Because of the people involved, Nobody has already garnered plenty of comparisons to John Wick. While not entirely inaccurate on a surface level, they’re two distinct things, despite a few strands of shared DNA. The biggest are the writer, John Wick architect Derek Kolstad; the fact that Wick co-director David Leitch serves as a producer; and the involvement of the 87eleven team. (87eleven is the stunt and action design company founded by Leitch and Chad Stahelski, who just so happens to be the other co-director of a certain Keanu Reeves vehicle.)
And yes, both movies revolve around a seemingly normal guy who turns out to have a secret past as a total badass and is compelled to come out of retirement by spiraling circumstances beyond his control. But tonally and thematically, the two films diverge, and the closer one looks, the more dissimilar they become. Nobodyis a much lighter film, sure, the violence is ugly, brutal, and unceremonious, but there’s much more humor and joy to find. The action isn’t over-the-top and cartoonish, but there’s an element of manic Looney Toons energy and gooey pulpiness to the carnage. (Maybe it’s John Wick’s goofball cousin visiting from out of town.)
Hutch Mansell (Odenkirk) is a normal, boring guy; a nobody. He has normal, boring guy problems—he misses the weekly garbage pickup; no one respects him, not his wife (Connie Nielson), teenage son (Gage Munroe), or grizzled father-in-law/boss (Michael Ironside); and generally leads a tedious, repetitive existence. When a pair of burglars break into his house one night, it upsets his routine and pushes him to the brink. The cops think he’s a pussy, his macho neighbor wishes they’d broken into his house because he could “use the exercise,” and his son can’t believe his old man’s cowardice.
This is all a perfect set up for another tale of a bland straight white guy pushed too far by the perceived slights of a society that doesn’t appreciate him. Fortunately, Nobody avoids falling into that trap. We certainly don’t need another one of those. As it turns out, Hutch has a past, a brutal, merciless past he’s done his level best to suppress. But when it does resurface, it erupts. Part of him relishes splashing around in this long dormant pool of who he once was, while the man he’s become worries about these base internal desires. Ultimately, however, this leads him into a sprawling conflict with a flamboyant, vicious Russian criminal, Yulian (Aleksey Serebryakov), and his handwringing takes a backseat to utter violence.
Odenkirk does a nice job portraying the duality of Hutch’s personality. One on hand, he loves his family and being a milquetoast suburban dad; on the other, he admits maybe he overcorrected and went a tad too bland. And he sells both sides, both the guy next door and the dude you don’t want to see behind you in a dark alley. He imbues Hutch with heart and humor, as well as a mean streak. When he fully dives in, he’s reluctant, but part of him also enjoys this a great deal. And Odenkirk trained for multiple years to be able to pull off the physicality the role requires.

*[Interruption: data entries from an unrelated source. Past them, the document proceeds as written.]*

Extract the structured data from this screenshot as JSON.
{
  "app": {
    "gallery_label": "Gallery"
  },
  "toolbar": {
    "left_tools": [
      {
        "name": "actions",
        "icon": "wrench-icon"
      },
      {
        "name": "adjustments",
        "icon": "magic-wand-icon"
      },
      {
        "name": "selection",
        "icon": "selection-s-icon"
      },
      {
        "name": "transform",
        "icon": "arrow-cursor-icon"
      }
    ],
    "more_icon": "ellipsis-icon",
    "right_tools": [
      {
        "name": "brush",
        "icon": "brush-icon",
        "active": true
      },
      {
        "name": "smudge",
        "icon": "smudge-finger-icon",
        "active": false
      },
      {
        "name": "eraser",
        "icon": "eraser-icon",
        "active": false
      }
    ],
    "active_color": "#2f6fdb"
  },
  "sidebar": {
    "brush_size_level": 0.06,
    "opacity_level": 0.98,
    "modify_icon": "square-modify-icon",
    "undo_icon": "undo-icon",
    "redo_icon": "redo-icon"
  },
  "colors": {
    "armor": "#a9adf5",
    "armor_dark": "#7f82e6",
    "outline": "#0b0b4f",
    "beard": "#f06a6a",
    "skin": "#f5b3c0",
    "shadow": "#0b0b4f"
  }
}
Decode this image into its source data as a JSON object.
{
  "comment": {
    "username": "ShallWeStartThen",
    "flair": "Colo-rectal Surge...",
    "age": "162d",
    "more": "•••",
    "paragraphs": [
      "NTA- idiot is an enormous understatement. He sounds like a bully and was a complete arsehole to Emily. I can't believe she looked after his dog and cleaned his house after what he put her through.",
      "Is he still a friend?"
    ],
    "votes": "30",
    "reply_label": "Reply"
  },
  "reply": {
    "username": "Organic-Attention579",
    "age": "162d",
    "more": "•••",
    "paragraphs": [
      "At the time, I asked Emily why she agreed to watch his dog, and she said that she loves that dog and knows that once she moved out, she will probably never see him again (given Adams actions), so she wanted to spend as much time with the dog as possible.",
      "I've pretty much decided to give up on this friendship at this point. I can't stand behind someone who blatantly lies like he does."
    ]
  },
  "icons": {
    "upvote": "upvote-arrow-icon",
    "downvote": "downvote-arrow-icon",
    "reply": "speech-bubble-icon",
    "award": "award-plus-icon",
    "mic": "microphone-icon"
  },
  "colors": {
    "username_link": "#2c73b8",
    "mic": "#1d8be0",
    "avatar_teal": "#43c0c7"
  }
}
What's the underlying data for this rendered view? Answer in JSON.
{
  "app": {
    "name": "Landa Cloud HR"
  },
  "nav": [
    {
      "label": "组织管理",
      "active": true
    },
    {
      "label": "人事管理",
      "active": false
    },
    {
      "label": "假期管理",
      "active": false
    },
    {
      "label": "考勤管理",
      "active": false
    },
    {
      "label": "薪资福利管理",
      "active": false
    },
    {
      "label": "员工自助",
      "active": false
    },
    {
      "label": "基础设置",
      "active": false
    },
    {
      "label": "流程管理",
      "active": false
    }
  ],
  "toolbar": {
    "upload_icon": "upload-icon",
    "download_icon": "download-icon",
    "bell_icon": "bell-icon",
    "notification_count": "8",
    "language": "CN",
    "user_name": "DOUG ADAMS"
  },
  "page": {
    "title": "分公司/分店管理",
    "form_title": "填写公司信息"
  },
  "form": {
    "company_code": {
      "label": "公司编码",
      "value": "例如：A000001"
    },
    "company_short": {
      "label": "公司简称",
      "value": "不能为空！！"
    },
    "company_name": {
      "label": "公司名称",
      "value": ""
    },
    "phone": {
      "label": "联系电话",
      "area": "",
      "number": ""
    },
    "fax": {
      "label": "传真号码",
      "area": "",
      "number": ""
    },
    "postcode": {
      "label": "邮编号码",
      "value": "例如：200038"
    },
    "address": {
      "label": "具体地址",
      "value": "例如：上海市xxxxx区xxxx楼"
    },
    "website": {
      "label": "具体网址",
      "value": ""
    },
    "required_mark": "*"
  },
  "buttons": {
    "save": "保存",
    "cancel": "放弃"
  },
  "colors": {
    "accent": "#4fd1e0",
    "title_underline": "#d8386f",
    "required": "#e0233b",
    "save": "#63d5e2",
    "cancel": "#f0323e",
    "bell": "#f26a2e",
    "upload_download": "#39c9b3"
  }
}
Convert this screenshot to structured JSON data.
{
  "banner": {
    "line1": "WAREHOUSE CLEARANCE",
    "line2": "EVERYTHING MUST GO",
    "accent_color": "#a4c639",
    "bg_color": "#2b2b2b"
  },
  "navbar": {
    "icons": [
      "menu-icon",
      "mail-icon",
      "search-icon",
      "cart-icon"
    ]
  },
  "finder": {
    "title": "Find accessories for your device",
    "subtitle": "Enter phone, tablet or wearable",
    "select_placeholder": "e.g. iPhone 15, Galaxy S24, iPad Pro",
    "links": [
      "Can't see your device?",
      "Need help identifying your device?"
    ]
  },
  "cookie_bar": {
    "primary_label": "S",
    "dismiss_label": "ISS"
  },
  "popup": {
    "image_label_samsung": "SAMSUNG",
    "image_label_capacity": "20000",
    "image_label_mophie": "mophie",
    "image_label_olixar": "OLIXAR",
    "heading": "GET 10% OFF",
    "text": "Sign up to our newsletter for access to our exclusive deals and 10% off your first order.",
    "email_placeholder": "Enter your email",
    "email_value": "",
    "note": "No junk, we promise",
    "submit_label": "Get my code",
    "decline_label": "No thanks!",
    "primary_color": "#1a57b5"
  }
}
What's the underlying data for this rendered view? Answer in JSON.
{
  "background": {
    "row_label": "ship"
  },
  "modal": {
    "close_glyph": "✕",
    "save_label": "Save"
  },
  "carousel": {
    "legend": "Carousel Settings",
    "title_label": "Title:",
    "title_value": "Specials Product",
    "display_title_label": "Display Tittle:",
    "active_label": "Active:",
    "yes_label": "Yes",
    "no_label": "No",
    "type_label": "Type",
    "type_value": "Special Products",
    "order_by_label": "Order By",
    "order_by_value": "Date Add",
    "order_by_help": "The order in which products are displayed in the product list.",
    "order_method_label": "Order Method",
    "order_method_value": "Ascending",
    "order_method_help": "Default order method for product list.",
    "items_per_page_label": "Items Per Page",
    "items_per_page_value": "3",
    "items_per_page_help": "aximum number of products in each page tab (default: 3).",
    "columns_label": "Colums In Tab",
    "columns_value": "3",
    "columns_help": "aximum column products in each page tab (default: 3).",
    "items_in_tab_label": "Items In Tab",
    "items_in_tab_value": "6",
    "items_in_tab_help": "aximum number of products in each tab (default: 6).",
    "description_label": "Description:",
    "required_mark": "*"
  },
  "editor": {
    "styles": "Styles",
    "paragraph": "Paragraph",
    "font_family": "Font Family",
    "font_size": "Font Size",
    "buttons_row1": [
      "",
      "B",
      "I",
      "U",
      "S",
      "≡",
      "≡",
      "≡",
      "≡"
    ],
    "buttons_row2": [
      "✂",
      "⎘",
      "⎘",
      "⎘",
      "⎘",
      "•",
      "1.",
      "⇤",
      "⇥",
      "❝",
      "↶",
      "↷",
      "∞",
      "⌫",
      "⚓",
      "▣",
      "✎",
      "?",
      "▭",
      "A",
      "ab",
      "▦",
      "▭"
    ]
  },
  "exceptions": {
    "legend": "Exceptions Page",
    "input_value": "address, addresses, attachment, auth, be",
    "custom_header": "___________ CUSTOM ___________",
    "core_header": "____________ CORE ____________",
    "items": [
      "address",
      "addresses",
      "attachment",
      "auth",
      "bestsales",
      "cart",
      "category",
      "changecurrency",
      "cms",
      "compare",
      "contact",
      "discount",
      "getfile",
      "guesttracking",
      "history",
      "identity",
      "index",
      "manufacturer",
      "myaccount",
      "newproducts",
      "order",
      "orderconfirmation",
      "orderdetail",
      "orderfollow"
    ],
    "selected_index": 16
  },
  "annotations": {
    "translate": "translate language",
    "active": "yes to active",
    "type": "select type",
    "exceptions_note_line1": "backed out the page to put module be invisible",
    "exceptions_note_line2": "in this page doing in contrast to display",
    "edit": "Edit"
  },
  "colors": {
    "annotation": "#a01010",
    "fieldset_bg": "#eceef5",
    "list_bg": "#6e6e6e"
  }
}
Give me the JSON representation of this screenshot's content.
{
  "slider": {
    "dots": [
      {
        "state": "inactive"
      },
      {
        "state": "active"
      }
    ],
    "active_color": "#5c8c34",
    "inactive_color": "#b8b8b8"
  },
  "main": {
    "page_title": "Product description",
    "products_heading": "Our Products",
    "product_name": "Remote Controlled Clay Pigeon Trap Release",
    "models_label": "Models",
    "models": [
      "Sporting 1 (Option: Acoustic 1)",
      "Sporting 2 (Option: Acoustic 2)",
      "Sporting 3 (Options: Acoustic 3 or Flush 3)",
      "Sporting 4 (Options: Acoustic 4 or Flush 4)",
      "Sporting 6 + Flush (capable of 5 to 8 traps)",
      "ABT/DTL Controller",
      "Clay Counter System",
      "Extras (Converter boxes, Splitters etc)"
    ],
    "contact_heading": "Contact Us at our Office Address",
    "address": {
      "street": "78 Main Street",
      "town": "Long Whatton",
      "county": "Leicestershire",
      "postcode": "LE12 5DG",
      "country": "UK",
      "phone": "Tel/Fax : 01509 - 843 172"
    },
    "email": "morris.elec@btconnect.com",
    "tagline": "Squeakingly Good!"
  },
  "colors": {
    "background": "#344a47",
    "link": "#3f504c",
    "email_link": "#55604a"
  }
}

Nobody hits a few bumps along the way. The main baddie isn’t much of a character or particularly interesting, more a collection of personality quirks mixed with a movie caricature Russian gangster. Kolstad’s script generally just doles out information about Hutch’s past at the necessary junctures, and little more, though there are a few inconsistencies. Like, as his wife superglues his first stab wound shut and generally doctors him up without blinking, we get the impression she’s done this before, which might indicate she has some inkling of his violent past. But that falls aside as she appears genuinely shocked by his particular set of skills and how events unfold.
Fortunately, the pace rarely flags long enough for any of these hiccups to do any serious damage. The filmmakers know exactly what this movie does best and what audiences want, and they deliver that in buckets. Bloody, broken-toothed, bullet-riddled buckets. Christopher Lloyd delivers a truly inspired turn as Hutch’s retirement home-living father. And even the soundtrack, which is full of what should-be-groan-inducing on-the-nose needle drops, somehow works perfectly. I watched this with a giant grin on my face and even though it’s early, Nobody is sure to go down as one of my favorite movies of 2021. And please, if they’re this much fun, let Bob Odenkirk keep making action movies. [Grade: A-]